Allison, 26, earned the win on July 3 in the Suns’ 17-inning marathon against Birmingham, throwing three hitless innings. “Last year my second half was slow, and this year my second half, I’m getting stronger,’’ said the 6-foot-2, 195-pound Allison. “My velocity is a lot better than it was last year. So, I feel like I’m locked in at this point and I’m a lot better pitcher than I used to be as far as pitching goes, not throwing but [pitching]. I actually feel really, really good as opposed to last year, physically especially.’’

Substance abuse nearly ended his career (he says he has now been sober for nearly five years), but Allison remains optimistic about his future if can stay healthy the rest of the season.

“If can do that then I know for sure I’ll put myself in the best possible position for next season and getting an opportunity, hopefully here but if not here, then somewhere else,’’ said Allison, who will be a free agent at season’s end.

“That’s why you see scouts at every single game. . . . They know if someone’s doing well, staying healthy, working hard, and they’re consistent each outing. That’s an opportunity for them to pick up on that particular player.“

“So, that’s all I want. I just want to stay healthy and stay consistent each outing as the season goes, and help our team win any way I can. For baseball, as far as that goes, I’d be content in my life if I stopped. But I feel like I won’t stop until I do reach that ultimate goal [the majors].’’
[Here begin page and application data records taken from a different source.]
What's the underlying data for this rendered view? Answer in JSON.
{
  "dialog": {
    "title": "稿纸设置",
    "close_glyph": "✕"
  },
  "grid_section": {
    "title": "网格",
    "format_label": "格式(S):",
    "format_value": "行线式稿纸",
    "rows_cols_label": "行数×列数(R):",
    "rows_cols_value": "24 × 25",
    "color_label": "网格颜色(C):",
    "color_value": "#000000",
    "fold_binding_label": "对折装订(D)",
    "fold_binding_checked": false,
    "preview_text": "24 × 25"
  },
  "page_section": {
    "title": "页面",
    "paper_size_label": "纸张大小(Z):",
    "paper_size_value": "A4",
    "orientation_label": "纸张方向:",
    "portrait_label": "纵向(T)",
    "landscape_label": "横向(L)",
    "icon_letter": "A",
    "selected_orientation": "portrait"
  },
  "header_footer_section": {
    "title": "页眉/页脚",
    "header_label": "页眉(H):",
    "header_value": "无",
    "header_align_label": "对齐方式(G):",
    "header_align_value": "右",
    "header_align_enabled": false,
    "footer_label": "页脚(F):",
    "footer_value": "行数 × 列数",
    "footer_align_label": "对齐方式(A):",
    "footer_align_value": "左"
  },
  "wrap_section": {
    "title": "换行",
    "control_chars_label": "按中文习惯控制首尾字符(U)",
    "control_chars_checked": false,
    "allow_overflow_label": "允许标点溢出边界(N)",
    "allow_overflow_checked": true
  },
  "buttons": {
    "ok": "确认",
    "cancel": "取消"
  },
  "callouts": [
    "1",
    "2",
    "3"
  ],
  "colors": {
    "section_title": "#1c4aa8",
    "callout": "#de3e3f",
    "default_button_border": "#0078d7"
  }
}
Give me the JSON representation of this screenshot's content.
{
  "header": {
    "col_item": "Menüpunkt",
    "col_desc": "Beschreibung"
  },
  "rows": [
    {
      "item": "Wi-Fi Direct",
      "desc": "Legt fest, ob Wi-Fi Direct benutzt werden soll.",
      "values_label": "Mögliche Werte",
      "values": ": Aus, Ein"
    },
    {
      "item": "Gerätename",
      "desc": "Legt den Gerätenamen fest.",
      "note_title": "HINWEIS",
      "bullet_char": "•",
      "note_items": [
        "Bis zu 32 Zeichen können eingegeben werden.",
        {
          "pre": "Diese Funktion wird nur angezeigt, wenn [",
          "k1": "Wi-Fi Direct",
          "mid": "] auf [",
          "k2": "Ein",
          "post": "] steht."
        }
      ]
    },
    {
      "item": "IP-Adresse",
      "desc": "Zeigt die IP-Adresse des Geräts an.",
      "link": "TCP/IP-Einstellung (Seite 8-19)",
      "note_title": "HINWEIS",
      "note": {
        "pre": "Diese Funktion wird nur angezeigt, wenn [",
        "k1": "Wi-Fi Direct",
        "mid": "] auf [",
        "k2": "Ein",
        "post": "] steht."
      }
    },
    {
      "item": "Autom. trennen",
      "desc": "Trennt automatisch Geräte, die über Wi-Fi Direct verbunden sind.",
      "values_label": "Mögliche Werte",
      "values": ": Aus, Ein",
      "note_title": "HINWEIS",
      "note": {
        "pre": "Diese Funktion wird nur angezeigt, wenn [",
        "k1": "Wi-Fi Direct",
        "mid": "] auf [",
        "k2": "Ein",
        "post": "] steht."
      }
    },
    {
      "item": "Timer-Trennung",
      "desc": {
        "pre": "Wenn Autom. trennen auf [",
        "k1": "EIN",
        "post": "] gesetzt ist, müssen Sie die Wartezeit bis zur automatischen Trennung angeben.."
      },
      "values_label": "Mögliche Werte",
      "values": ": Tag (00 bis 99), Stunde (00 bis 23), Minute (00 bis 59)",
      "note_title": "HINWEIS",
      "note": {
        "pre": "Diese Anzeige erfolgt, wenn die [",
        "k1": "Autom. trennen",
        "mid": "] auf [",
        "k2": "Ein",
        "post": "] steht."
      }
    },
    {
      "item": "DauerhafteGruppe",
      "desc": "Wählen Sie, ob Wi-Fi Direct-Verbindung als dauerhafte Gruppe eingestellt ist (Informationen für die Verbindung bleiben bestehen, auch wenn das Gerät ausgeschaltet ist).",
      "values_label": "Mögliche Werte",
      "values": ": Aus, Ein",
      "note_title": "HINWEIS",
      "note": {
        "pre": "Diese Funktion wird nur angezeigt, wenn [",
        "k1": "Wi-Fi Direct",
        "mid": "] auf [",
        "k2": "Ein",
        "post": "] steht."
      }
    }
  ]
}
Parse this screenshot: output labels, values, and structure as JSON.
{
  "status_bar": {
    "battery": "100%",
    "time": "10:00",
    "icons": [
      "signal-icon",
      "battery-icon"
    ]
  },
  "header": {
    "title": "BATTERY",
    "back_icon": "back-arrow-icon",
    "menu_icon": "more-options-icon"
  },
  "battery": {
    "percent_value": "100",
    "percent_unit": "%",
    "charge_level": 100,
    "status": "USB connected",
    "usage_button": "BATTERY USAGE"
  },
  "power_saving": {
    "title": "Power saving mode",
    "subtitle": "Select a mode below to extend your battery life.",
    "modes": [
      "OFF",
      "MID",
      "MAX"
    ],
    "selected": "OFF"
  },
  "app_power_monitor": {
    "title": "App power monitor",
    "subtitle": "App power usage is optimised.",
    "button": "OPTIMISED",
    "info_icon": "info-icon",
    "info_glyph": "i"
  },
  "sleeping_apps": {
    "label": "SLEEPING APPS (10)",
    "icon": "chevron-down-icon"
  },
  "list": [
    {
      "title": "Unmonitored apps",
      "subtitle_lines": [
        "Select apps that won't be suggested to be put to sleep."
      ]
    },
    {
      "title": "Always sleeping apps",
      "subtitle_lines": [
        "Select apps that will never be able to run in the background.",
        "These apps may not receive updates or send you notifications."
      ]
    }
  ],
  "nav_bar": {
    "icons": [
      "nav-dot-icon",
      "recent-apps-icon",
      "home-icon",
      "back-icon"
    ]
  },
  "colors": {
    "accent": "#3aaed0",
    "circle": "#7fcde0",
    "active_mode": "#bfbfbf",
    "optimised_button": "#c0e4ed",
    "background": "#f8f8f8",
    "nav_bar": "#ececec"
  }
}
Off the field, he has been taking college courses (currently, personal finance and composition). He credits the Marlins for standing by him, and he hopes to stay with the organization next season. But right now, his focus is on this year, and just pitching.

“If [the Marlins] don’t [sign me], then I’ll shake all their hands and thank them for everything they’ve done and move on to the next organization, if that’s what’s in my future.’’

Andover native Ryan Hanigan has a clearer picture of his future in Cincinnati. The 30-year-old catcher signed a three-year, $4 million contract with the Reds before the season. He has been subjected to the typical dings and dents this season that any backstop has to endure, including a nasty collision at the plate earlier this month with the Brewers’ Nyjer Morgan.

It’s all just part of the job, said Hanigan. The most important part of his job, though, is handling the pitching staff, which so far this season has included 20 pitchers.

Ask him how his first half went, and he’ll talk about his team before he talks about himself.

“I think team-wise, we haven’t gotten hot yet,’’ said Hanigan, who is working a platoon behind the plate with Ramon Hernandez. At 47-49, the reigning National League Central champions were four games behind the Pirates on Tuesday morning.

“We haven’t gone on the run we’d like to. We’re still in the race, but I don’t think anyone feels like we’ve played as well as we could have. And with that being said, the fact that we’re still in the race is huge.

“I think we have too good of a team to not get hot and make a push. But at the same time, we’ve lost a lot of close games, and losing those games like that obviously puts us behind the eight ball,’’ he said. “But I still think we’re right there and if we can get it going, get on a little winning streak, we’ll be right back in the mix.

“Personally, I’ve fought a few injuries and haven’t been as happy with my numbers (.251 average, 3 home runs, 20 RBIs in 59 games) as I would have liked, but I feel like I’m working well with this pitching staff. There’s been a lot of guys coming in and out, working with a lot of guys. So that’s been a big part of my focus, trying to make sure I can keep these guys on track.

“Hopefully I can get a little more consistent with my swing. I feel pretty good but haven’t had too many good breaks in between the lines. I feel like I’m doing all right but not as good as I could be.’’

To remedy that, he was planning to tweak a few things over the All-Star break, putting himself and his team in the best position for the second half. “Our chemistry on this team, even with our struggles, it’s still been very positive,’’ he said.

“I like coming to work every day. There’s a lot of guys I really get along with and even if we’re struggling, we still have fun and we still work hard. You put all those things together, it doesn’t make it as tough a push.’’

Maureen Mullen can be reached at